- **Exercise inputs**
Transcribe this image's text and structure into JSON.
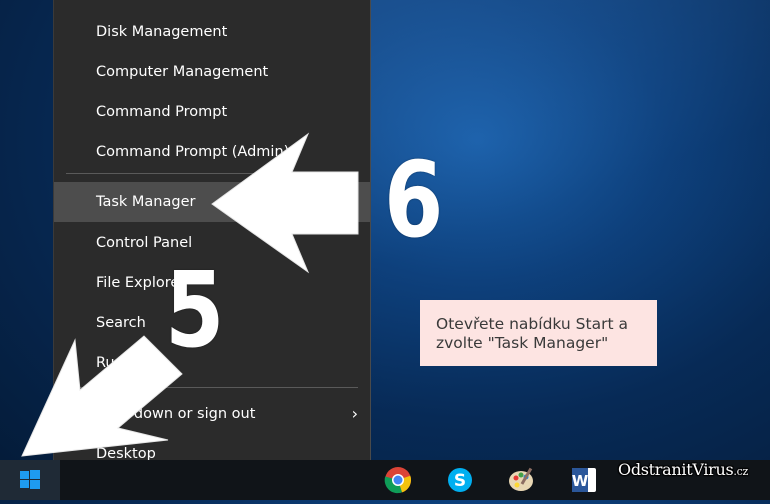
{
  "context_menu": {
    "items": [
      {
        "label": "Disk Management",
        "selected": false
      },
      {
        "label": "Computer Management",
        "selected": false
      },
      {
        "label": "Command Prompt",
        "selected": false
      },
      {
        "label": "Command Prompt (Admin)",
        "selected": false
      },
      {
        "label": "Task Manager",
        "selected": true
      },
      {
        "label": "Control Panel",
        "selected": false
      },
      {
        "label": "File Explorer",
        "selected": false
      },
      {
        "label": "Search",
        "selected": false
      },
      {
        "label": "Run",
        "selected": false
      },
      {
        "label": "Shut down or sign out",
        "selected": false,
        "has_submenu": true
      },
      {
        "label": "Desktop",
        "selected": false
      }
    ]
  },
  "annotations": {
    "step_a": "5",
    "step_b": "6",
    "caption_line1": "Otevřete nabídku Start a",
    "caption_line2": "zvolte \"Task Manager\""
  },
  "taskbar": {
    "icons": [
      "windows-start-icon",
      "chrome-icon",
      "skype-icon",
      "paint-icon",
      "word-icon"
    ]
  },
  "watermark": {
    "text": "OdstranitVirus",
    "suffix": ".cz"
  },
  "colors": {
    "menu_bg": "#2b2b2b",
    "menu_selected": "#4d4d4d",
    "caption_bg": "#fde4e2",
    "start_blue": "#1e9bf0"
  }
}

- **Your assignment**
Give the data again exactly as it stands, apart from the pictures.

- **Result of the exercise**
Transcribe this image's text and structure into JSON.
{
  "context_menu": {
    "items": [
      {
        "label": "Disk Management",
        "selected": false
      },
      {
        "label": "Computer Management",
        "selected": false
      },
      {
        "label": "Command Prompt",
        "selected": false
      },
      {
        "label": "Command Prompt (Admin)",
        "selected": false
      },
      {
        "label": "Task Manager",
        "selected": true
      },
      {
        "label": "Control Panel",
        "selected": false
      },
      {
        "label": "File Explorer",
        "selected": false
      },
      {
        "label": "Search",
        "selected": false
      },
      {
        "label": "Run",
        "selected": false
      },
      {
        "label": "Shut down or sign out",
        "selected": false,
        "has_submenu": true
      },
      {
        "label": "Desktop",
        "selected": false
      }
    ]
  },
  "annotations": {
    "step_a": "5",
    "step_b": "6",
    "caption_line1": "Otevřete nabídku Start a",
    "caption_line2": "zvolte \"Task Manager\""
  },
  "taskbar": {
    "icons": [
      "windows-start-icon",
      "chrome-icon",
      "skype-icon",
      "paint-icon",
      "word-icon"
    ]
  },
  "watermark": {
    "text": "OdstranitVirus",
    "suffix": ".cz"
  },
  "colors": {
    "menu_bg": "#2b2b2b",
    "menu_selected": "#4d4d4d",
    "caption_bg": "#fde4e2",
    "start_blue": "#1e9bf0"
  }
}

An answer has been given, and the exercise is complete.